#### [EXERCISE AIM]
Give every line from the entries that contains "Hersteller".

(App and web page records)
==================================================

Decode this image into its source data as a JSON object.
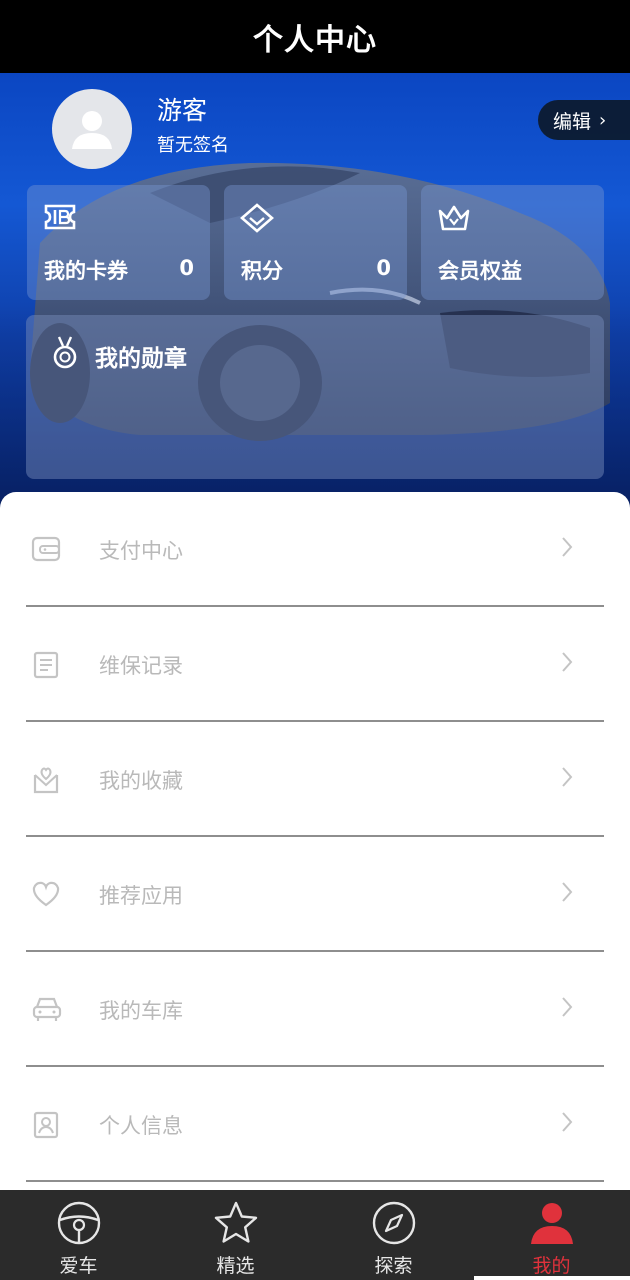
{
  "header": {
    "title": "个人中心"
  },
  "profile": {
    "name": "游客",
    "signature": "暂无签名",
    "edit_label": "编辑",
    "edit_chevron": "›"
  },
  "stats": [
    {
      "icon": "ticket-icon",
      "label": "我的卡券",
      "value": "0"
    },
    {
      "icon": "diamond-icon",
      "label": "积分",
      "value": "0"
    },
    {
      "icon": "crown-icon",
      "label": "会员权益"
    }
  ],
  "medals": {
    "icon": "medal-icon",
    "label": "我的勋章"
  },
  "menu": [
    {
      "icon": "wallet-icon",
      "label": "支付中心"
    },
    {
      "icon": "document-icon",
      "label": "维保记录"
    },
    {
      "icon": "favorite-box-icon",
      "label": "我的收藏"
    },
    {
      "icon": "heart-icon",
      "label": "推荐应用"
    },
    {
      "icon": "car-icon",
      "label": "我的车库"
    },
    {
      "icon": "id-card-icon",
      "label": "个人信息"
    }
  ],
  "tabbar": {
    "active": 3,
    "accent": "#e0323c",
    "items": [
      {
        "icon": "steering-wheel-icon",
        "label": "爱车"
      },
      {
        "icon": "star-icon",
        "label": "精选"
      },
      {
        "icon": "compass-icon",
        "label": "探索"
      },
      {
        "icon": "user-icon",
        "label": "我的"
      }
    ]
  }
}
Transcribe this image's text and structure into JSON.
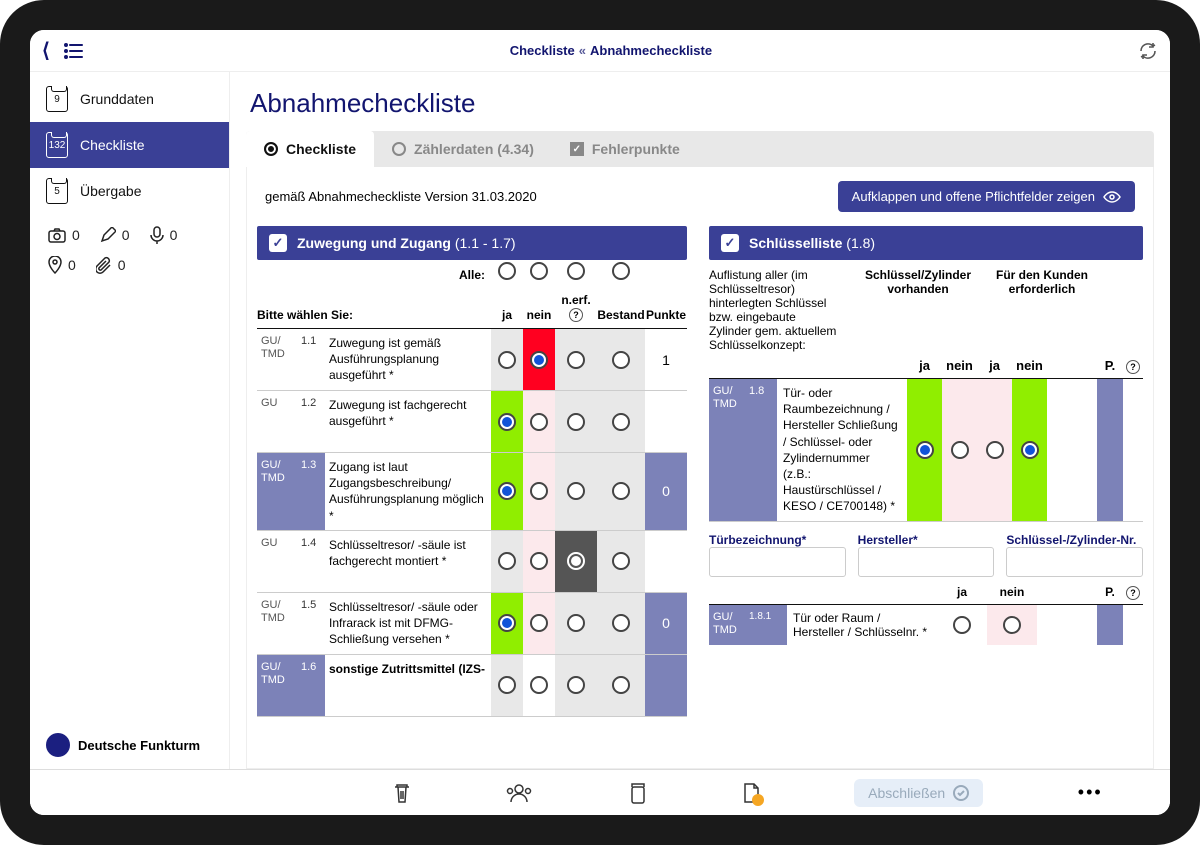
{
  "breadcrumb": {
    "a": "Checkliste",
    "b": "Abnahmecheckliste"
  },
  "sidebar": {
    "items": [
      {
        "badge": "9",
        "label": "Grunddaten"
      },
      {
        "badge": "132",
        "label": "Checkliste"
      },
      {
        "badge": "5",
        "label": "Übergabe"
      }
    ],
    "tools": {
      "camera": "0",
      "pen": "0",
      "mic": "0",
      "pin": "0",
      "clip": "0"
    },
    "brand": "Deutsche Funkturm"
  },
  "page": {
    "title": "Abnahmecheckliste",
    "tabs": {
      "checkliste": "Checkliste",
      "zaehler": "Zählerdaten (4.34)",
      "fehler": "Fehlerpunkte"
    },
    "version_note": "gemäß Abnahmecheckliste Version 31.03.2020",
    "expand_btn": "Aufklappen und offene Pflichtfelder zeigen"
  },
  "sectionA": {
    "title": "Zuwegung und Zugang",
    "range": "(1.1 - 1.7)",
    "alle": "Alle:",
    "bitte": "Bitte wählen Sie:",
    "cols": {
      "ja": "ja",
      "nein": "nein",
      "nerf": "n.erf.",
      "bestand": "Bestand",
      "punkte": "Punkte"
    },
    "rows": [
      {
        "tag": "GU/\nTMD",
        "num": "1.1",
        "hl": false,
        "txt": "Zuwegung ist gemäß Ausführungsplanung ausgeführt *",
        "sel": "nein",
        "pts": "1",
        "pts_hl": false
      },
      {
        "tag": "GU",
        "num": "1.2",
        "hl": false,
        "txt": "Zuwegung ist fachgerecht ausgeführt *",
        "sel": "ja",
        "pts": "",
        "pts_hl": false
      },
      {
        "tag": "GU/\nTMD",
        "num": "1.3",
        "hl": true,
        "txt": "Zugang ist laut Zugangsbeschreibung/ Ausführungsplanung möglich *",
        "sel": "ja",
        "pts": "0",
        "pts_hl": true
      },
      {
        "tag": "GU",
        "num": "1.4",
        "hl": false,
        "txt": "Schlüsseltresor/ -säule ist fachgerecht montiert *",
        "sel": "nerf",
        "pts": "",
        "pts_hl": false
      },
      {
        "tag": "GU/\nTMD",
        "num": "1.5",
        "hl": false,
        "txt": "Schlüsseltresor/ -säule oder Infrarack ist mit DFMG-Schließung versehen *",
        "sel": "ja",
        "pts": "0",
        "pts_hl": true
      },
      {
        "tag": "GU/\nTMD",
        "num": "1.6",
        "hl": true,
        "txt": "sonstige Zutrittsmittel (IZS-",
        "sel": "",
        "pts": "",
        "pts_hl": true,
        "bold": true
      }
    ]
  },
  "sectionB": {
    "title": "Schlüsselliste",
    "range": "(1.8)",
    "desc": "Auflistung aller (im Schlüsseltresor) hinterlegten Schlüssel bzw. eingebaute Zylinder gem. aktuellem Schlüsselkonzept:",
    "h1": "Schlüssel/Zylinder vorhanden",
    "h2": "Für den Kunden erforderlich",
    "sub": {
      "ja": "ja",
      "nein": "nein",
      "ja2": "ja",
      "nein2": "nein",
      "p": "P."
    },
    "row1": {
      "tag": "GU/\nTMD",
      "num": "1.8",
      "txt": "Tür- oder Raumbezeichnung / Hersteller Schließung / Schlüssel- oder Zylindernummer (z.B.: Haustürschlüssel / KESO / CE700148) *"
    },
    "fields": {
      "f1": "Türbezeichnung*",
      "f2": "Hersteller*",
      "f3": "Schlüssel-/Zylinder-Nr."
    },
    "sub2": {
      "ja": "ja",
      "nein": "nein",
      "p": "P."
    },
    "row2": {
      "tag": "GU/\nTMD",
      "num": "1.8.1",
      "txt": "Tür oder Raum / Hersteller / Schlüsselnr. *"
    }
  },
  "bottom": {
    "finish": "Abschließen"
  }
}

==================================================

#### [TASK RESULT]
      "txt": "Tür- oder Raumbezeichnung / Hersteller Schließung / Schlüssel- oder Zylindernummer (z.B.: Haustürschlüssel / KESO / CE700148) *"
      "f2": "Hersteller*",
      "txt": "Tür oder Raum / Hersteller / Schlüsselnr. *"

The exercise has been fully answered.